Thomas, D.W. [5624], Cameroon K000094676
Thomas, D.W. [3206], Cameroon K000094667
Thomas, D.W. [4704], Cameroon K000094668
Olorunfemi, J. [FHI 30672], Cameroon K000094662
Thomas, D.W. [6704], Cameroon K000094677
Baker, W.J. [455], Cameroon K000460205
Olorunfemi, J. [FHI 30672], Cameroon K000094663
Thomas, D.W. [5568], Cameroon K000094670

First published in Melet. Bot.: 33 (1832)

Accepted by

  • Govaerts, R. (1999). World Checklist of Seed Plants 3(1, 2a & 2b): 1-1532. MIM, Deurne.

Literature

Flora of West Tropical Africa

  • —F.T.A. 1: 220.

Flora Zambesiaca

  • Melet. Bot.: 33 (1832) nom. conserv.

Flora of Somalia

  • Flora Somalia, Vol 2, (1999) Author: by M. Thulin [updated by M. Thulin 2008]

Flora of Tropical East Africa

  • Melet. Bot. 33 (1832)

Flora Zambesiaca
Flora Zambesiaca
http://creativecommons.org/licenses/by-nc-sa/3.0

Flora of Somalia
Flora of Somalia
http://creativecommons.org/licenses/by-nc-sa/3.0
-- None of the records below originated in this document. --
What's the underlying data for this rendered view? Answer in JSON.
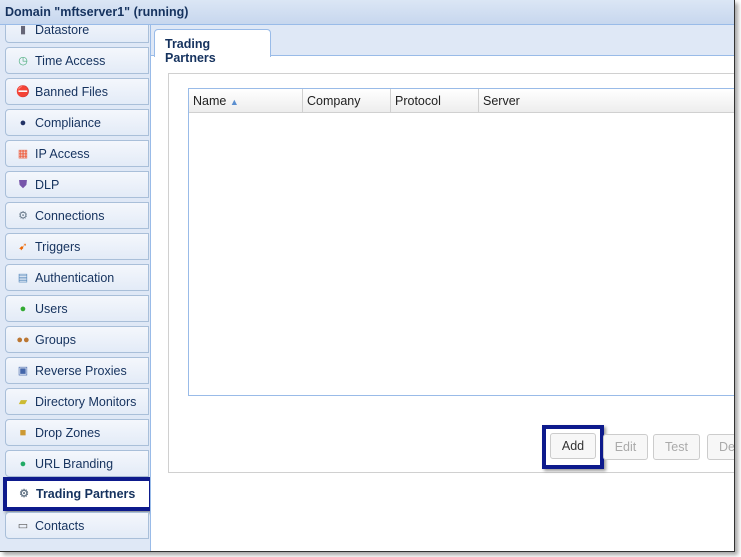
{
  "window": {
    "title": "Domain \"mftserver1\" (running)"
  },
  "sidebar": {
    "items": [
      {
        "label": "Datastore",
        "icon": "database-icon"
      },
      {
        "label": "Time Access",
        "icon": "clock-icon"
      },
      {
        "label": "Banned Files",
        "icon": "banned-file-icon"
      },
      {
        "label": "Compliance",
        "icon": "officer-icon"
      },
      {
        "label": "IP Access",
        "icon": "firewall-icon"
      },
      {
        "label": "DLP",
        "icon": "shield-icon"
      },
      {
        "label": "Connections",
        "icon": "gear-icon"
      },
      {
        "label": "Triggers",
        "icon": "trigger-icon"
      },
      {
        "label": "Authentication",
        "icon": "id-card-icon"
      },
      {
        "label": "Users",
        "icon": "user-icon"
      },
      {
        "label": "Groups",
        "icon": "group-icon"
      },
      {
        "label": "Reverse Proxies",
        "icon": "network-icon"
      },
      {
        "label": "Directory Monitors",
        "icon": "folder-monitor-icon"
      },
      {
        "label": "Drop Zones",
        "icon": "box-icon"
      },
      {
        "label": "URL Branding",
        "icon": "globe-icon"
      },
      {
        "label": "Trading Partners",
        "icon": "gear-icon",
        "selected": true
      },
      {
        "label": "Contacts",
        "icon": "address-book-icon"
      }
    ]
  },
  "main": {
    "tab": "Trading Partners",
    "columns": [
      "Name",
      "Company",
      "Protocol",
      "Server"
    ],
    "sort": {
      "column": "Name",
      "direction": "ascending"
    },
    "buttons": {
      "add": "Add",
      "edit": "Edit",
      "test": "Test",
      "delete": "De"
    }
  }
}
Flora of Tropical East Africa
Flora of Tropical East Africa
http://creativecommons.org/licenses/by-nc-sa/3.0

Herbarium Catalogue Specimens
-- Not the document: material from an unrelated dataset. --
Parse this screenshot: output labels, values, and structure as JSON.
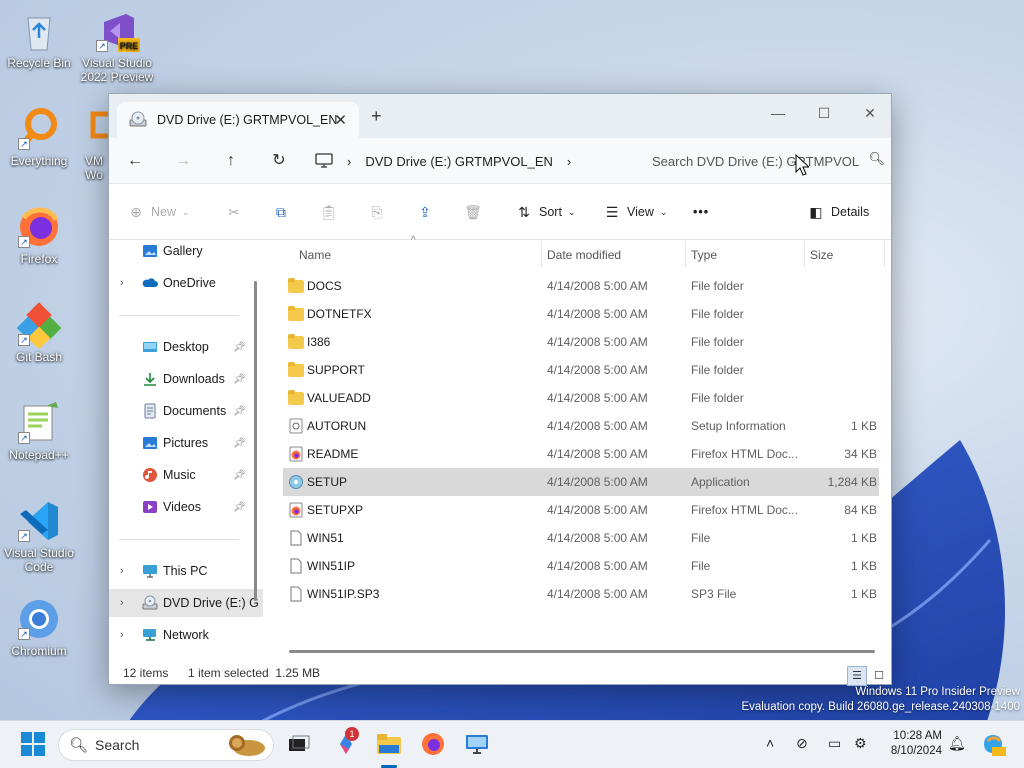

Kew Backbone Distributions
The International Plant Names Index and World Checklist of Selected Plant Families 2021. Published on the Internet at http://www.ipni.org and http://apps.kew.org/wcsp/
© Copyright 2017 World Checklist of Selected Plant Families. http://creativecommons.org/licenses/by/3.0

Kew Names and Taxonomic Backbone
The International Plant Names Index and World Checklist of Selected Plant Families 2021. Published on the Internet at http://www.ipni.org and http://apps.kew.org/wcsp/
© Copyright 2017 International Plant Names Index and World Checklist of Selected Plant Families. http://creativecommons.org/licenses/by/3.0